Are you cooped up with your children in a city for the last few months? Has this driven you to depths beyond madness and to ponder that cruel Victorian phrase “children should be seen and not heard”, in a whole new insightful light? If this lockdown has made you question your way of living to the point that you are contemplating relocation to somewhere with space and greenery; if so, I have a few words for you – from someone who did it all the wrong way. We moved from London to the Irish countryside in 2016, after 16 years in London. And boy did we write the template for how not to do it. So, before you steam ahead with plans, pause a moment and take a wee glance at the below. It may help mould your plans slightly.

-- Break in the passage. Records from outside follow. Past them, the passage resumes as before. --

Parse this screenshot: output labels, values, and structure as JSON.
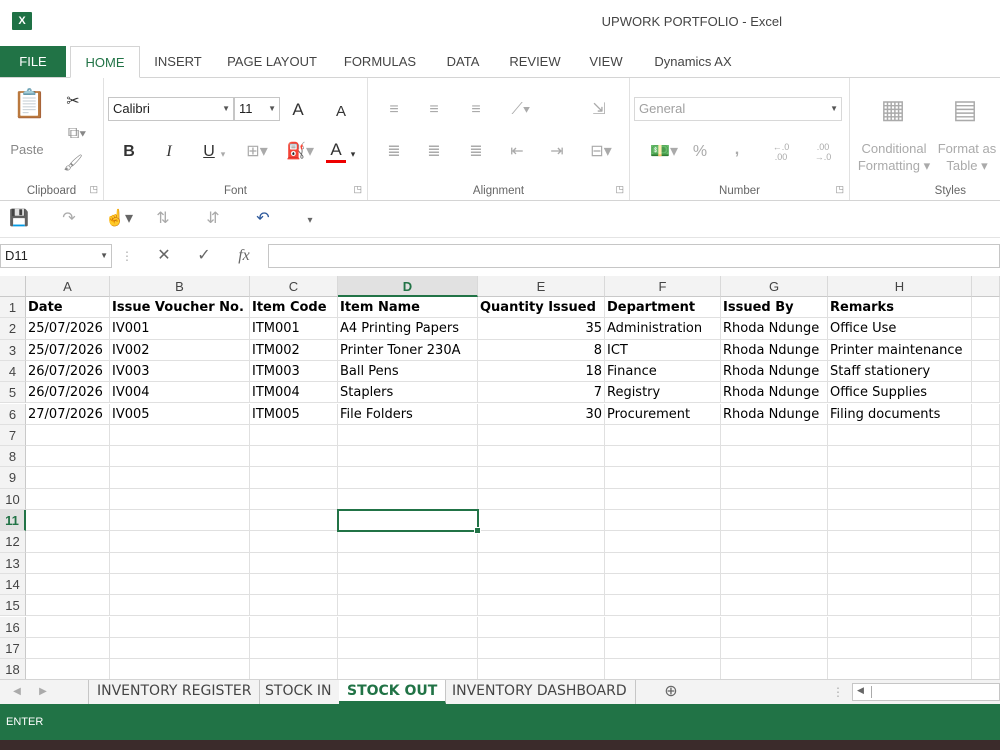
{
  "window": {
    "title": "UPWORK PORTFOLIO - Excel",
    "app_icon": "excel-logo"
  },
  "ribbon_tabs": [
    "FILE",
    "HOME",
    "INSERT",
    "PAGE LAYOUT",
    "FORMULAS",
    "DATA",
    "REVIEW",
    "VIEW",
    "Dynamics AX"
  ],
  "active_tab": "HOME",
  "ribbon": {
    "clipboard": {
      "paste_label": "Paste",
      "group_label": "Clipboard"
    },
    "font": {
      "name": "Calibri",
      "size": "11",
      "bold": "B",
      "italic": "I",
      "underline": "U",
      "font_color": "A",
      "grow": "A",
      "shrink": "A",
      "group_label": "Font"
    },
    "alignment": {
      "group_label": "Alignment"
    },
    "number": {
      "format": "General",
      "percent": "%",
      "comma": ",",
      "inc_decimal": "←.0 .00",
      "dec_decimal": ".00 →.0",
      "group_label": "Number"
    },
    "styles": {
      "conditional_line1": "Conditional",
      "conditional_line2": "Formatting",
      "format_as_table_line1": "Format as",
      "format_as_table_line2": "Table",
      "group_label": "Styles"
    }
  },
  "formula_bar": {
    "name_box": "D11",
    "fx": "fx",
    "value": ""
  },
  "columns": [
    "A",
    "B",
    "C",
    "D",
    "E",
    "F",
    "G",
    "H"
  ],
  "selected_column": "D",
  "selected_row": "11",
  "rows": [
    "1",
    "2",
    "3",
    "4",
    "5",
    "6",
    "7",
    "8",
    "9",
    "10",
    "11",
    "12",
    "13",
    "14",
    "15",
    "16",
    "17",
    "18"
  ],
  "table": {
    "headers": [
      "Date",
      "Issue Voucher No.",
      "Item Code",
      "Item Name",
      "Quantity Issued",
      "Department",
      "Issued By",
      "Remarks"
    ],
    "records": [
      [
        "25/07/2026",
        "IV001",
        "ITM001",
        "A4 Printing Papers",
        "35",
        "Administration",
        "Rhoda Ndunge",
        "Office Use"
      ],
      [
        "25/07/2026",
        "IV002",
        "ITM002",
        "Printer Toner 230A",
        "8",
        "ICT",
        "Rhoda Ndunge",
        "Printer maintenance"
      ],
      [
        "26/07/2026",
        "IV003",
        "ITM003",
        "Ball Pens",
        "18",
        "Finance",
        "Rhoda Ndunge",
        "Staff stationery"
      ],
      [
        "26/07/2026",
        "IV004",
        "ITM004",
        "Staplers",
        "7",
        "Registry",
        "Rhoda Ndunge",
        "Office Supplies"
      ],
      [
        "27/07/2026",
        "IV005",
        "ITM005",
        "File Folders",
        "30",
        "Procurement",
        "Rhoda Ndunge",
        "Filing documents"
      ]
    ]
  },
  "sheets": [
    "INVENTORY REGISTER",
    "STOCK IN",
    "STOCK OUT",
    "INVENTORY DASHBOARD"
  ],
  "active_sheet": "STOCK OUT",
  "status": {
    "mode": "ENTER"
  },
  "colors": {
    "accent": "#217346"
  }
}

Firstly, and to state the bleedin’ obvious, make sure you have a job at the new location. For some hilariously odd reason, we decided that if we dawdled in London to line up a job in Ireland, it would take too long and the whole plan would lose momentum. If we lost that impulse, that we’d never make the move. It was a bit, ahem, massively spontaneous. The truth is that moving to a new residence without any form of income assured is stressful at best and mentally rabid lunatic at worst. Of course, in our case, I am still 100% convinced that we would probably never have upped ourselves and moved, if we hadn’t committed at that moment.
Secondly, have somewhere to live when you get there. I mean, need I say more? We moved in with my folks which was fab from a childcare perspective but pretty soon I degenerated into a teenager and my folks were posing incisive questions over our non-existent plans, which was fair enough really, but super annoying.
Thirdly, if you can at all do it, move before you have the kids, not after.
The above three points may be fairly obvious to most of you. The below ones may not.
- If you’re doing it, do it. Commit to it.
Initially we rented a tiny house that made me feel like I was living beneath a rock. For many different reasons, it wasn’t suitable to our personalities. For example, it was on an estate with other houses and myself and my husband felt we were being sucked into a middle-class, middle-aged Stepford hell. Even though we still had many questions about whether we would or could stay in the country long term, we decided that unless we gave it everything, it was doomed to fail. So, we bit the bullet and bought the nicer house in the countryside. Sure, it has faults yet every time I arrive back to this house, I breathe and sigh, and feel peace.
- Join a club
Everyone says you make friends when the kids go to school, but we haven’t found that to be true. Because we both work, we don’t hang around when we drop and collect the kids; so we know people to see and at whom to wave but we’re too busy dashing away to really make friends. If it wasn’t for joining local clubs, we would both be totally lost. We weren’t here five days when my husband walked down to the local tennis club. He now can’t stroll into the local village without being hailed with a “howaya” at least three or four times.
- Shop local
This sounds a bit off the wall, but using local resources greases the wheels of integration. For example, we used a local estate agent (who lives in the area), to buy our house. I buy my meat from Brendan the Butcher, and enjoy a little gossip about the comings and goings of life. A brave Aussie friend of mine who decided to project manage the renovation of her house, with a 6 month old and two other kids, only used local tradesmen. She now knows a good few people in the community.
- School systems are different everywhere
Figure out the school system early. We live in between two townlands. When we went to sign up our kids for primary school, we were told by both schools that we were not within their catchment areas; one of the principals actually told me that we lived in the Bermuda triangle of our area [this is the same man whilst discussing a binary situation, told me that you’re either pregnant or you’re not, you can’t be half pregnant;- which has to be one of the best expressions ever]. Eventually we got our kids into school, but if we hadn’t sorted this out early, we may have ended up in dire straits as the waiting lists were long.
- Move close to family
If at all possible, move close to family and relatives. We didn’t realise what a life saver this would be. Anytime a child minder has let us down, family has stepped in. Anytime we’re sick, family steps in. Now the politics will utterly wreck your head: I won’t deny that. For everybody’s sake, you need to establish guidelines first – my parents used to pop in every single day which drove my husband a bit crazy initially, but we have meandered our way around things now.
- It puts a massive strain on the relationship
2016 and parts of 2017 were the worst, most incredibly miserable, lonely, uncertain and stressful times. It probably didn’t alleviate things when we decided to have another baby within a few months of moving. And honestly, the two of us, we barely made it – we both went a bit loony in the middle. Now that we’re out of that patch, we are even better friends than before. And this is what I learned, it takes more than a relationship to survive that type of stupidity and stress, you also need to be friends with similar interests and hobbies, really really good friends, hell, best friends.
So in the end this is my conclusion – there are two types of people in life. The people who get their ducks in a row, and the people who scoff at ducks forced into lines. I fell into the latter category. To me, life was about floating along whilst smiling at opportunities as they present themselves, rather than scheming and engineering little innocent ducks. Now that I’ve been through this phase though, I’m not so sure anymore…